• [ASSIGNMENT]: How many lines in these records hold the string "rgba"? Reply with the number alone.

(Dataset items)
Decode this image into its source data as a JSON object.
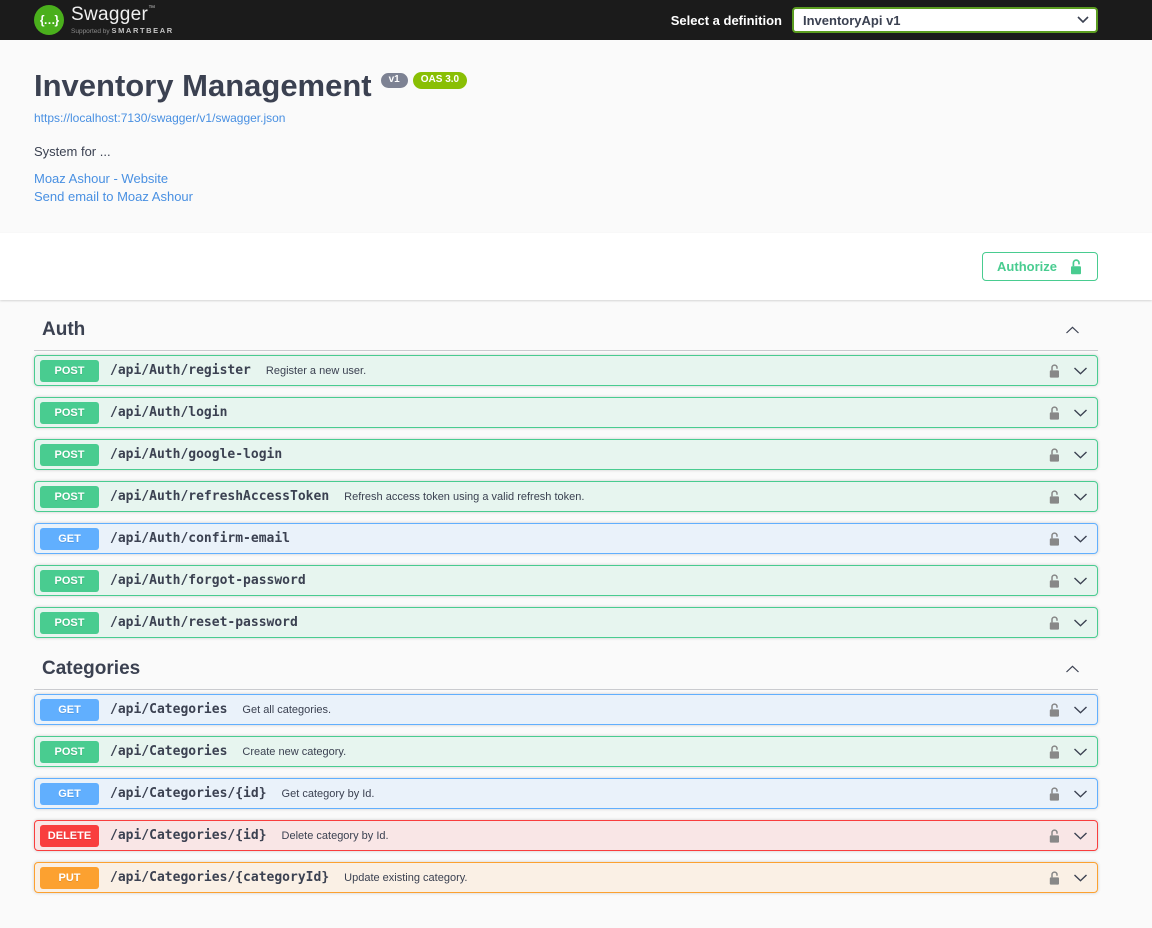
{
  "colors": {
    "topbar_bg": "#1b1b1b",
    "brand_green": "#4aaf1c",
    "select_border": "#5b9d20",
    "link_blue": "#4990e2",
    "text": "#3b4151",
    "accent_green": "#49cc90",
    "version_badge_bg": "#7d8293",
    "oas_badge_bg": "#89bf04",
    "lock_gray": "#888888",
    "methods": {
      "GET": {
        "badge": "#61affe",
        "row_bg": "rgba(97,175,254,0.1)",
        "border": "#61affe"
      },
      "POST": {
        "badge": "#49cc90",
        "row_bg": "rgba(73,204,144,0.1)",
        "border": "#49cc90"
      },
      "DELETE": {
        "badge": "#f93e3e",
        "row_bg": "rgba(249,62,62,0.1)",
        "border": "#f93e3e"
      },
      "PUT": {
        "badge": "#fca130",
        "row_bg": "rgba(252,161,48,0.1)",
        "border": "#fca130"
      }
    }
  },
  "topbar": {
    "logo_glyph": "{…}",
    "brand": "Swagger",
    "trademark": "™",
    "supported_by": "Supported by ",
    "smartbear": "SMARTBEAR",
    "select_label": "Select a definition",
    "selected_definition": "InventoryApi v1"
  },
  "info": {
    "title": "Inventory Management",
    "version_badge": "v1",
    "oas_badge": "OAS 3.0",
    "spec_url": "https://localhost:7130/swagger/v1/swagger.json",
    "description": "System for ...",
    "website_link": "Moaz Ashour - Website",
    "email_link": "Send email to Moaz Ashour"
  },
  "scheme": {
    "authorize_label": "Authorize"
  },
  "sections": [
    {
      "name": "Auth",
      "expanded": true,
      "operations": [
        {
          "method": "POST",
          "path": "/api/Auth/register",
          "summary": "Register a new user."
        },
        {
          "method": "POST",
          "path": "/api/Auth/login",
          "summary": ""
        },
        {
          "method": "POST",
          "path": "/api/Auth/google-login",
          "summary": ""
        },
        {
          "method": "POST",
          "path": "/api/Auth/refreshAccessToken",
          "summary": "Refresh access token using a valid refresh token."
        },
        {
          "method": "GET",
          "path": "/api/Auth/confirm-email",
          "summary": ""
        },
        {
          "method": "POST",
          "path": "/api/Auth/forgot-password",
          "summary": ""
        },
        {
          "method": "POST",
          "path": "/api/Auth/reset-password",
          "summary": ""
        }
      ]
    },
    {
      "name": "Categories",
      "expanded": true,
      "operations": [
        {
          "method": "GET",
          "path": "/api/Categories",
          "summary": "Get all categories."
        },
        {
          "method": "POST",
          "path": "/api/Categories",
          "summary": "Create new category."
        },
        {
          "method": "GET",
          "path": "/api/Categories/{id}",
          "summary": "Get category by Id."
        },
        {
          "method": "DELETE",
          "path": "/api/Categories/{id}",
          "summary": "Delete category by Id."
        },
        {
          "method": "PUT",
          "path": "/api/Categories/{categoryId}",
          "summary": "Update existing category."
        }
      ]
    }
  ]
}
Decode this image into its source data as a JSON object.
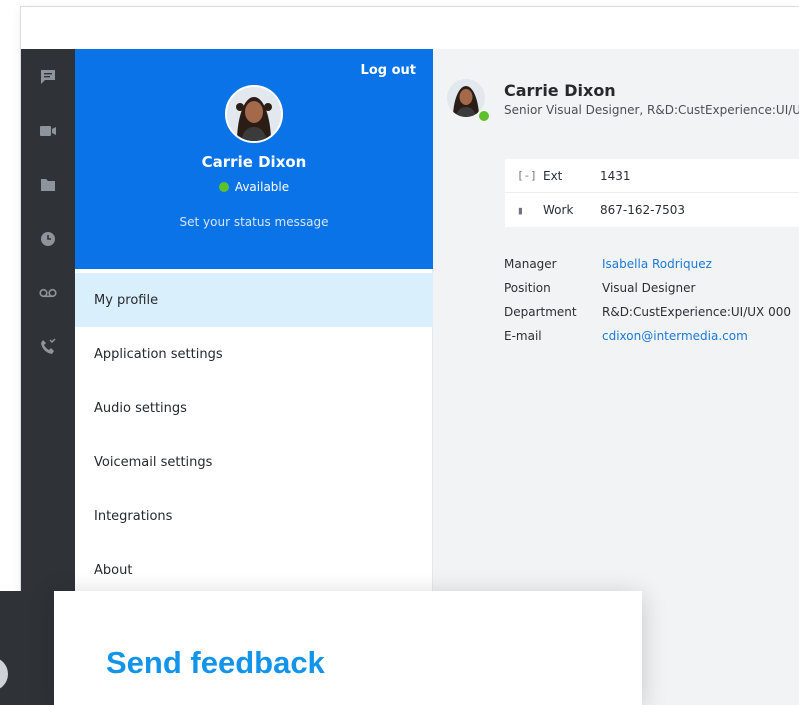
{
  "profile": {
    "name": "Carrie Dixon",
    "status": "Available",
    "status_message_placeholder": "Set your status message",
    "logout_label": "Log out",
    "title": "Senior Visual Designer, R&D:CustExperience:UI/UX",
    "status_color": "#5ec12b"
  },
  "rail": {
    "icons": [
      "chat-icon",
      "video-icon",
      "folder-icon",
      "clock-icon",
      "voicemail-icon",
      "phone-call-icon"
    ]
  },
  "menu": {
    "items": [
      {
        "label": "My profile",
        "active": true
      },
      {
        "label": "Application settings",
        "active": false
      },
      {
        "label": "Audio settings",
        "active": false
      },
      {
        "label": "Voicemail settings",
        "active": false
      },
      {
        "label": "Integrations",
        "active": false
      },
      {
        "label": "About",
        "active": false
      }
    ]
  },
  "phones": [
    {
      "icon": "[-]",
      "label": "Ext",
      "value": "1431"
    },
    {
      "icon": "▮",
      "label": "Work",
      "value": "867-162-7503"
    }
  ],
  "info": {
    "manager_label": "Manager",
    "manager": "Isabella Rodriquez",
    "position_label": "Position",
    "position": "Visual Designer",
    "department_label": "Department",
    "department": "R&D:CustExperience:UI/UX 000",
    "email_label": "E-mail",
    "email": "cdixon@intermedia.com"
  },
  "feedback": {
    "title": "Send feedback"
  },
  "colors": {
    "accent": "#0a73e8",
    "link": "#1a7ad9",
    "rail": "#2f3337",
    "active_menu": "#d9effc",
    "feedback_title": "#1294ea"
  }
}
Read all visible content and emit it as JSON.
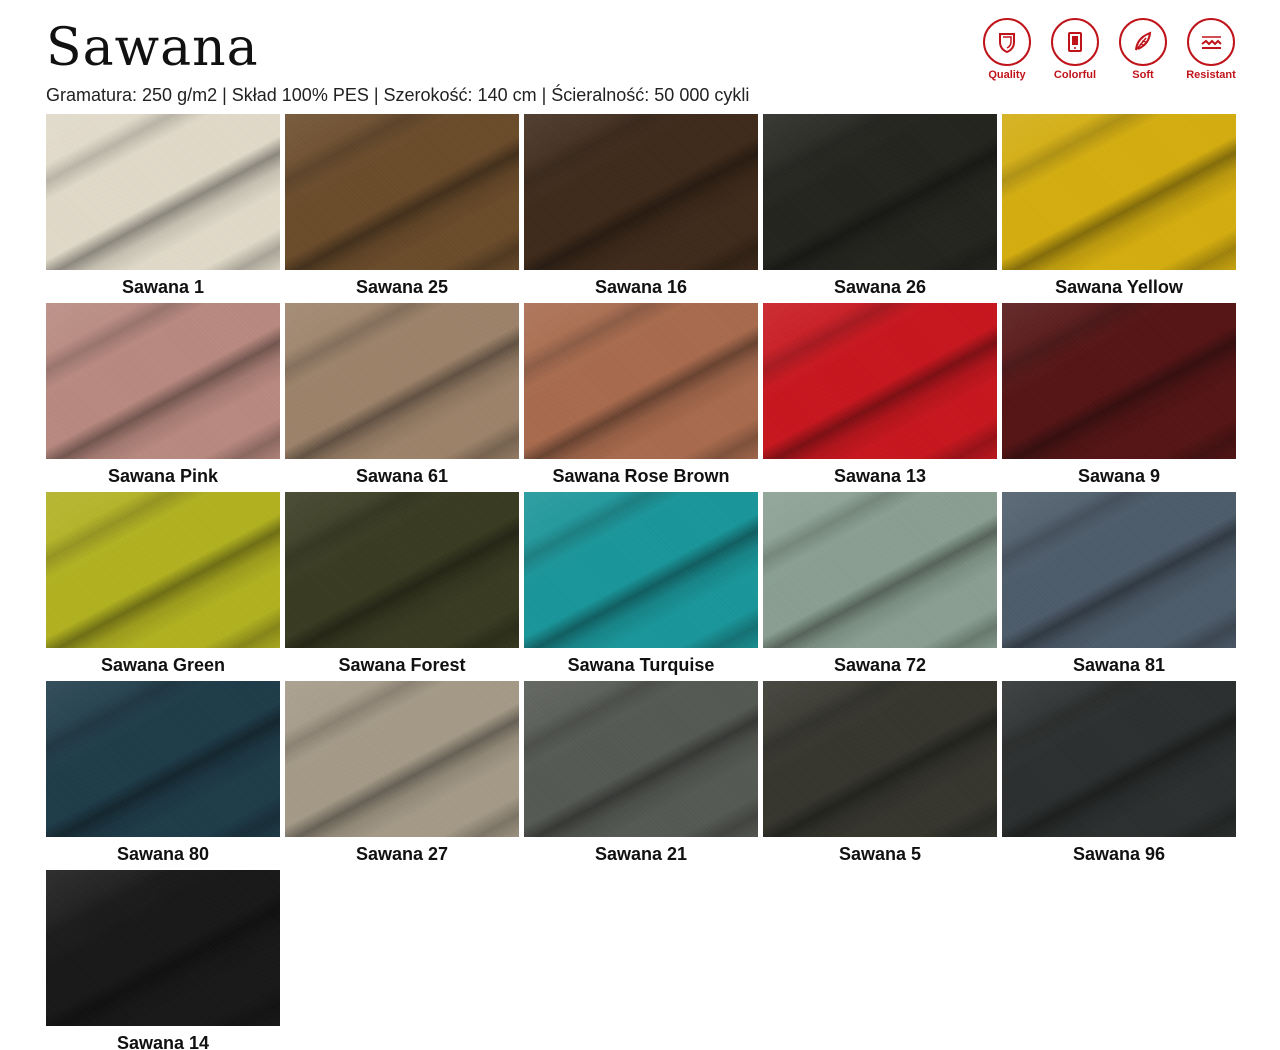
{
  "header": {
    "title": "Sawana",
    "specs": "Gramatura: 250 g/m2 | Skład 100% PES | Szerokość: 140 cm | Ścieralność: 50 000 cykli"
  },
  "badges": [
    {
      "label": "Quality",
      "icon": "shield-icon"
    },
    {
      "label": "Colorful",
      "icon": "swatch-card-icon"
    },
    {
      "label": "Soft",
      "icon": "feather-icon"
    },
    {
      "label": "Resistant",
      "icon": "abrasion-icon"
    }
  ],
  "accent_color": "#c0141b",
  "swatches": [
    {
      "name": "Sawana 1",
      "color": "#e3dccb"
    },
    {
      "name": "Sawana 25",
      "color": "#6a4a28"
    },
    {
      "name": "Sawana 16",
      "color": "#3d2818"
    },
    {
      "name": "Sawana 26",
      "color": "#22221d"
    },
    {
      "name": "Sawana Yellow",
      "color": "#d5ae0c"
    },
    {
      "name": "Sawana Pink",
      "color": "#b9897f"
    },
    {
      "name": "Sawana 61",
      "color": "#9d8269"
    },
    {
      "name": "Sawana Rose Brown",
      "color": "#a96a4c"
    },
    {
      "name": "Sawana 13",
      "color": "#c9141c"
    },
    {
      "name": "Sawana 9",
      "color": "#541213"
    },
    {
      "name": "Sawana Green",
      "color": "#b2b21e"
    },
    {
      "name": "Sawana Forest",
      "color": "#37391f"
    },
    {
      "name": "Sawana Turquise",
      "color": "#17969a"
    },
    {
      "name": "Sawana 72",
      "color": "#8aa092"
    },
    {
      "name": "Sawana 81",
      "color": "#4c5b6a"
    },
    {
      "name": "Sawana 80",
      "color": "#1c3a48"
    },
    {
      "name": "Sawana 27",
      "color": "#a59a87"
    },
    {
      "name": "Sawana 21",
      "color": "#545852"
    },
    {
      "name": "Sawana 5",
      "color": "#34342c"
    },
    {
      "name": "Sawana 96",
      "color": "#2a2d2d"
    },
    {
      "name": "Sawana 14",
      "color": "#161616"
    }
  ]
}
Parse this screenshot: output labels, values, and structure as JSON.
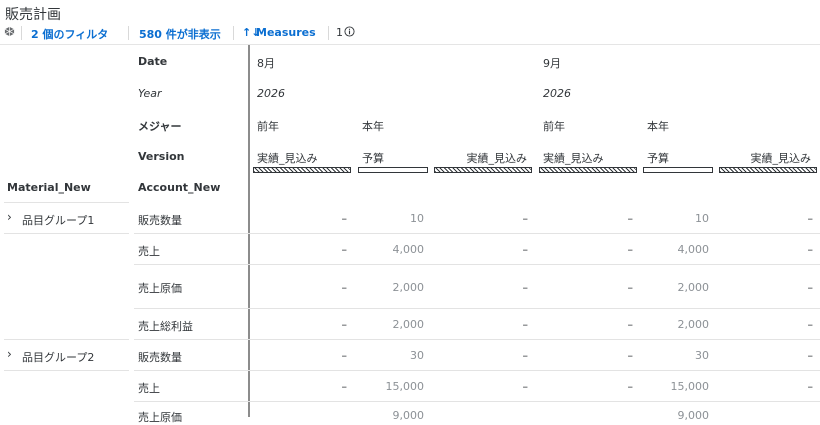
{
  "title": "販売計画",
  "toolbar": {
    "filters": "2 個のフィルタ",
    "hidden": "580 件が非表示",
    "measures": "Measures",
    "count": "1"
  },
  "headers": {
    "date_label": "Date",
    "year_label": "Year",
    "measure_label": "メジャー",
    "version_label": "Version",
    "material_label": "Material_New",
    "account_label": "Account_New"
  },
  "columns": {
    "aug": "8月",
    "sep": "9月",
    "year_aug": "2026",
    "year_sep": "2026",
    "prev_aug": "前年",
    "cur_aug": "本年",
    "prev_sep": "前年",
    "cur_sep": "本年",
    "v1": "実績_見込み",
    "v2": "予算",
    "v3": "実績_見込み",
    "v4": "実績_見込み",
    "v5": "予算",
    "v6": "実績_見込み"
  },
  "rows": [
    {
      "group": "品目グループ1",
      "account": "販売数量",
      "c1": "–",
      "c2": "10",
      "c3": "–",
      "c4": "–",
      "c5": "10",
      "c6": "–"
    },
    {
      "group": "",
      "account": "売上",
      "c1": "–",
      "c2": "4,000",
      "c3": "–",
      "c4": "–",
      "c5": "4,000",
      "c6": "–"
    },
    {
      "group": "",
      "account": "売上原価",
      "c1": "–",
      "c2": "2,000",
      "c3": "–",
      "c4": "–",
      "c5": "2,000",
      "c6": "–"
    },
    {
      "group": "",
      "account": "売上総利益",
      "c1": "–",
      "c2": "2,000",
      "c3": "–",
      "c4": "–",
      "c5": "2,000",
      "c6": "–"
    },
    {
      "group": "品目グループ2",
      "account": "販売数量",
      "c1": "–",
      "c2": "30",
      "c3": "–",
      "c4": "–",
      "c5": "30",
      "c6": "–"
    },
    {
      "group": "",
      "account": "売上",
      "c1": "–",
      "c2": "15,000",
      "c3": "–",
      "c4": "–",
      "c5": "15,000",
      "c6": "–"
    },
    {
      "group": "",
      "account": "売上原価",
      "c1": "",
      "c2": "9,000",
      "c3": "",
      "c4": "",
      "c5": "9,000",
      "c6": ""
    }
  ]
}
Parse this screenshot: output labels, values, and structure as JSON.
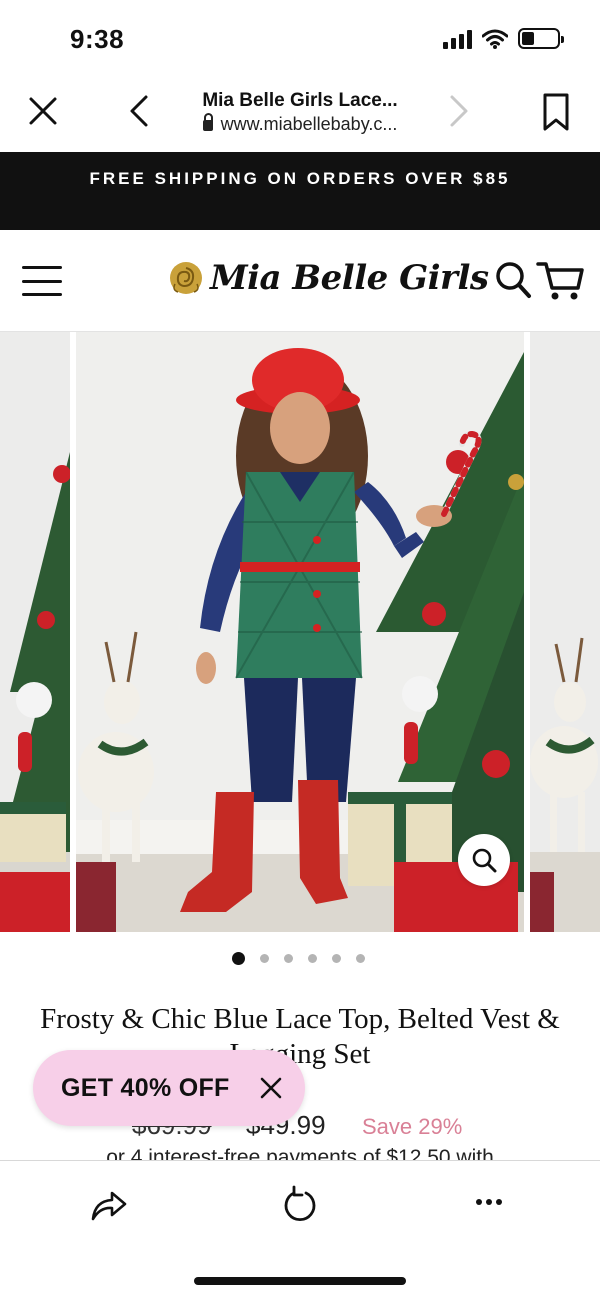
{
  "status_bar": {
    "time": "9:38",
    "battery_level": 0.35
  },
  "browser": {
    "title": "Mia Belle Girls Lace...",
    "url": "www.miabellebaby.c...",
    "icons": [
      "close-icon",
      "back-icon",
      "forward-icon",
      "bookmark-icon",
      "lock-icon"
    ]
  },
  "promo": {
    "text": "FREE SHIPPING ON ORDERS OVER $85"
  },
  "header": {
    "logo_text": "Mia Belle Girls",
    "icons": [
      "hamburger-icon",
      "rose-logo-icon",
      "search-icon",
      "cart-icon"
    ]
  },
  "gallery": {
    "slide_count": 6,
    "active_slide": 1,
    "icons": [
      "zoom-icon"
    ]
  },
  "product": {
    "title": "Frosty & Chic Blue Lace Top, Belted Vest & Legging Set",
    "old_price": "$69.99",
    "new_price": "$49.99",
    "save_text": "Save 29%",
    "installments_text": "or 4 interest-free payments of $12.50 with"
  },
  "discount_popup": {
    "label": "GET 40% OFF"
  },
  "toolbar": {
    "icons": [
      "share-icon",
      "reload-icon",
      "more-icon"
    ]
  },
  "colors": {
    "banner": "#111111",
    "pill": "#f7cfe8",
    "save": "#d98096",
    "vest": "#2f7d5e",
    "hat": "#e02a2a"
  }
}
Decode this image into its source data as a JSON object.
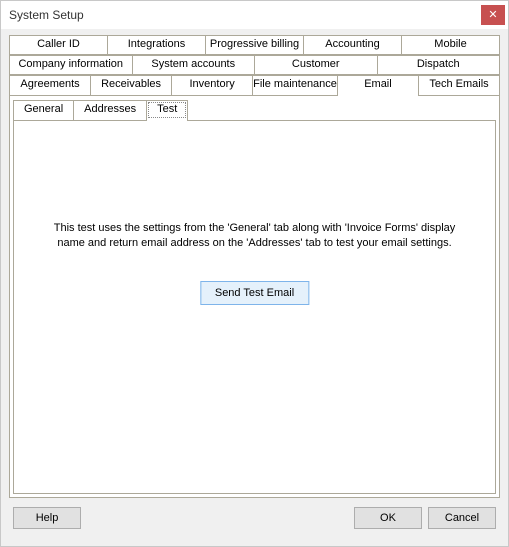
{
  "window": {
    "title": "System Setup"
  },
  "outerTabs": {
    "row1": [
      "Caller ID",
      "Integrations",
      "Progressive billing",
      "Accounting",
      "Mobile"
    ],
    "row2": [
      "Company information",
      "System accounts",
      "Customer",
      "Dispatch"
    ],
    "row3": [
      "Agreements",
      "Receivables",
      "Inventory",
      "File maintenance",
      "Email",
      "Tech Emails"
    ],
    "selected": "Email"
  },
  "innerTabs": {
    "items": [
      "General",
      "Addresses",
      "Test"
    ],
    "selected": "Test"
  },
  "testPanel": {
    "description": "This test uses the settings from the 'General' tab along with 'Invoice Forms' display name and return email address on the 'Addresses' tab to test your email settings.",
    "button": "Send Test Email"
  },
  "footer": {
    "help": "Help",
    "ok": "OK",
    "cancel": "Cancel"
  }
}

• [RESPONSE]: 4